*** Raw data ***

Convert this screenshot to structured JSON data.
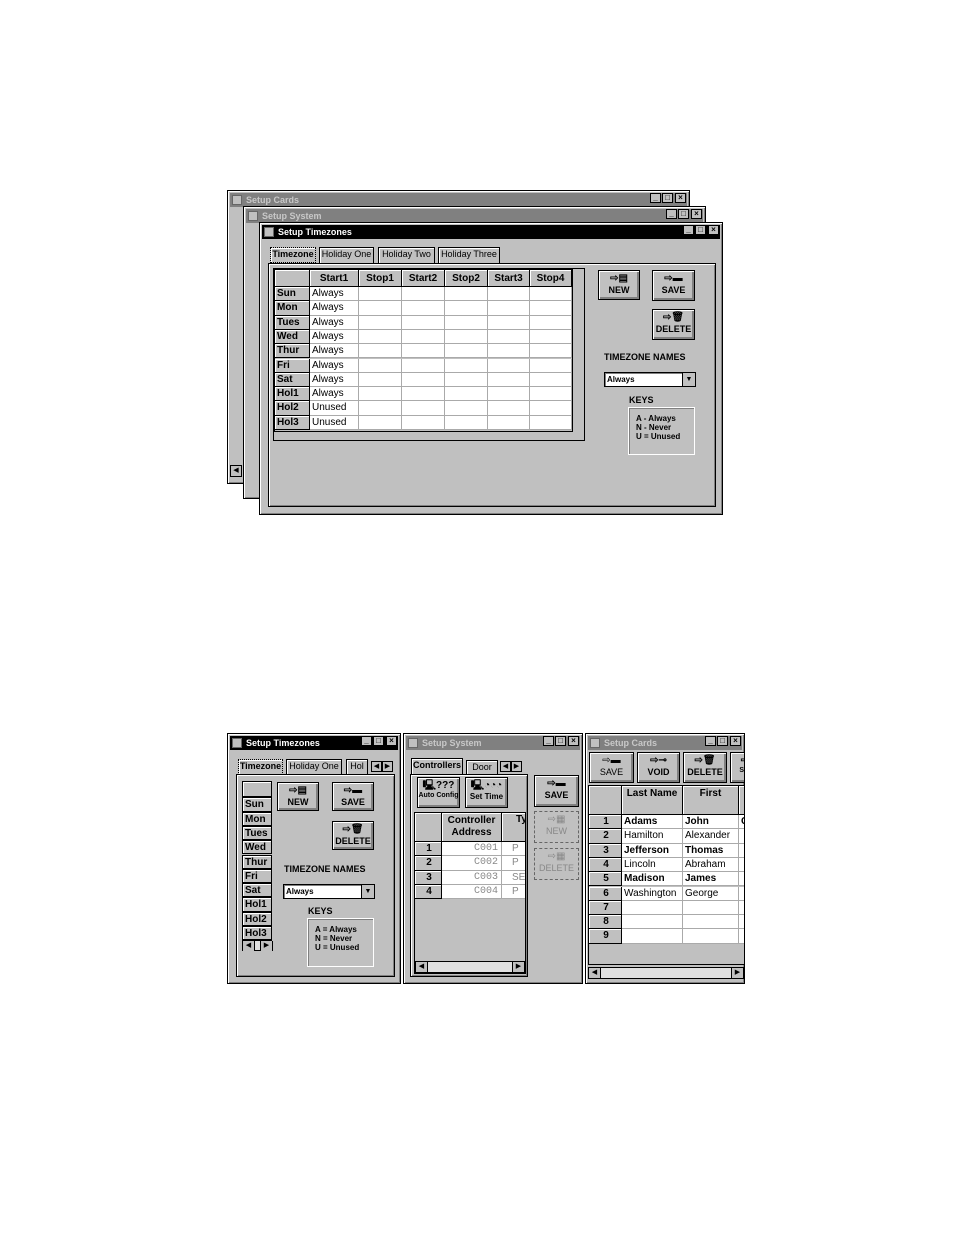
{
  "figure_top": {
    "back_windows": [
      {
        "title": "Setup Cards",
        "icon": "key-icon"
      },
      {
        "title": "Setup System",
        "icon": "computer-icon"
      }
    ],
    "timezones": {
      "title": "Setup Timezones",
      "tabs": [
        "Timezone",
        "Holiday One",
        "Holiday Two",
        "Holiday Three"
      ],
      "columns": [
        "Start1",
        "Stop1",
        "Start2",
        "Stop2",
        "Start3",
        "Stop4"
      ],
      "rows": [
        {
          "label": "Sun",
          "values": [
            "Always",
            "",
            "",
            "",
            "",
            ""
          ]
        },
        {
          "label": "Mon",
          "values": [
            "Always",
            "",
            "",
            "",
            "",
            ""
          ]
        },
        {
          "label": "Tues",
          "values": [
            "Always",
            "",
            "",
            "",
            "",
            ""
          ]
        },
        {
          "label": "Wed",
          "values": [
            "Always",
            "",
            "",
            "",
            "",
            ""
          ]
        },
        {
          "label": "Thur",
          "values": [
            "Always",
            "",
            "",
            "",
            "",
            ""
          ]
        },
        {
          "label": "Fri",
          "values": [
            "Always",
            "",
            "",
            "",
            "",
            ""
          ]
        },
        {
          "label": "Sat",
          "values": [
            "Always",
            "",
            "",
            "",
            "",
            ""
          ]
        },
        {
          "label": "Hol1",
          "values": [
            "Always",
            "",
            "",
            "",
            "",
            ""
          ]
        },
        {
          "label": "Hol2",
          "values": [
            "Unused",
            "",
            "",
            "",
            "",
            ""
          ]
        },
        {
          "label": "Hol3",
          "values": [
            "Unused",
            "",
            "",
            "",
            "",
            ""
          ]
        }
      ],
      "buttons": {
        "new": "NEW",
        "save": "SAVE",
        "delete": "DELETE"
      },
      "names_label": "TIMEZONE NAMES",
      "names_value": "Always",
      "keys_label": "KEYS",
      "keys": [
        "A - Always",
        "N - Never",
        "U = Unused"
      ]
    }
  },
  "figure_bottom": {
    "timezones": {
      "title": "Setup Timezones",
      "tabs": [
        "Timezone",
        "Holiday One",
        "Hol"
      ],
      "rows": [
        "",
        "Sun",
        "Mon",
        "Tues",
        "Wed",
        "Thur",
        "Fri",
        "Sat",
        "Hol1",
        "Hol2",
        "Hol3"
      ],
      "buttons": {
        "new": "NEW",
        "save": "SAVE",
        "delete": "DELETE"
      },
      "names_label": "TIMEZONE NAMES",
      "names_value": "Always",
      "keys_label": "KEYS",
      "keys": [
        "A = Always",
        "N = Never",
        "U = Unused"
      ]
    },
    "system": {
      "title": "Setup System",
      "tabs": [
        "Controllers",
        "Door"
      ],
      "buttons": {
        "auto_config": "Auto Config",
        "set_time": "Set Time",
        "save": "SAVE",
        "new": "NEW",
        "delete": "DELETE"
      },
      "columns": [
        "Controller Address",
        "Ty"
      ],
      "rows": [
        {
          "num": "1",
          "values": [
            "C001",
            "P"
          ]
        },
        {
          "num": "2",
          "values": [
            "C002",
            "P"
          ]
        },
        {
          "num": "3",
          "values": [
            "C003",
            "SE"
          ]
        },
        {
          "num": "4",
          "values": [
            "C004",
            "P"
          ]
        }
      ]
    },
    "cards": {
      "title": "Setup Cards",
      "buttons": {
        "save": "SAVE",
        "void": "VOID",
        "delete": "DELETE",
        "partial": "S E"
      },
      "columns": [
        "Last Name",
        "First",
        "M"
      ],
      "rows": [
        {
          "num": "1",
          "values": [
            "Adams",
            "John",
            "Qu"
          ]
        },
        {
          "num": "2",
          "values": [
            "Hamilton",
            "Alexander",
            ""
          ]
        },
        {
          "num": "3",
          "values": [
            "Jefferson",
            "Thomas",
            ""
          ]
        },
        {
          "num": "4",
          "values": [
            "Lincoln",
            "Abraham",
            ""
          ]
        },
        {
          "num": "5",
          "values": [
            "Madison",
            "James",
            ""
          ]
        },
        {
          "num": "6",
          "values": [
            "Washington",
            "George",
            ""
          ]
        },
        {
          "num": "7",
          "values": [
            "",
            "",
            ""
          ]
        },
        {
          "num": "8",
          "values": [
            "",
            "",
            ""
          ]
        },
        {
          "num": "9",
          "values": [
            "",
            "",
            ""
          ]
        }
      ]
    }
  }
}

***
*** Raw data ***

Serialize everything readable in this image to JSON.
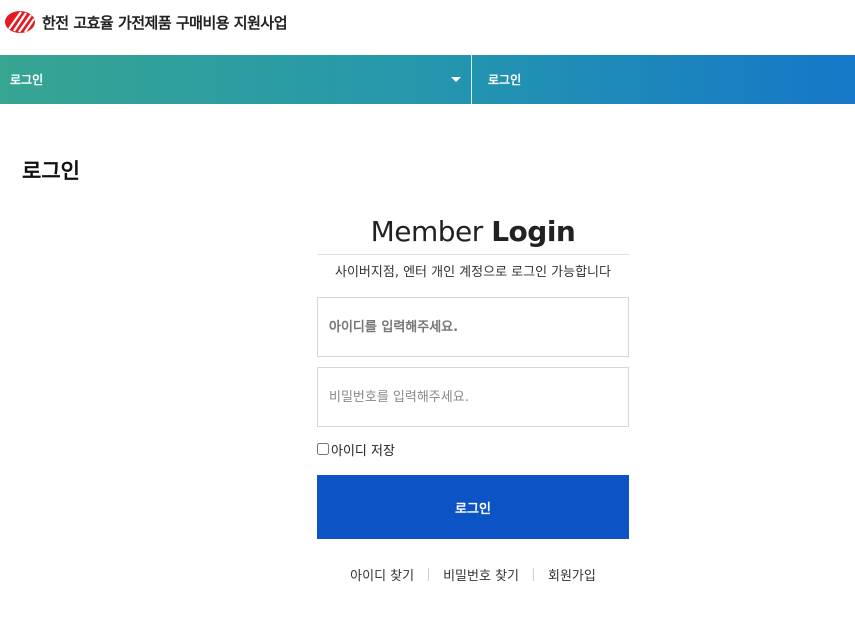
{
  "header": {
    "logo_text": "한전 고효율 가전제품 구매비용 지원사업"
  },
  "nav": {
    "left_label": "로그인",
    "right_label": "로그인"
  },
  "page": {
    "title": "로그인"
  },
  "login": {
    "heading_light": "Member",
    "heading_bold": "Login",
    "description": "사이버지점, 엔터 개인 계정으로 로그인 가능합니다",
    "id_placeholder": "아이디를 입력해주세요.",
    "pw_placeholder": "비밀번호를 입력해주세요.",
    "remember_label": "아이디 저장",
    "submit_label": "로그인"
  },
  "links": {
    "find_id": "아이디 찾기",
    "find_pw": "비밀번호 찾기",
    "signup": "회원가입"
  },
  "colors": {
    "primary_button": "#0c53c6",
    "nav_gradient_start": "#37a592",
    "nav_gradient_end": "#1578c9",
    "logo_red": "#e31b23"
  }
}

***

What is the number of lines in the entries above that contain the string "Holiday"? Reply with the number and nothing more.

4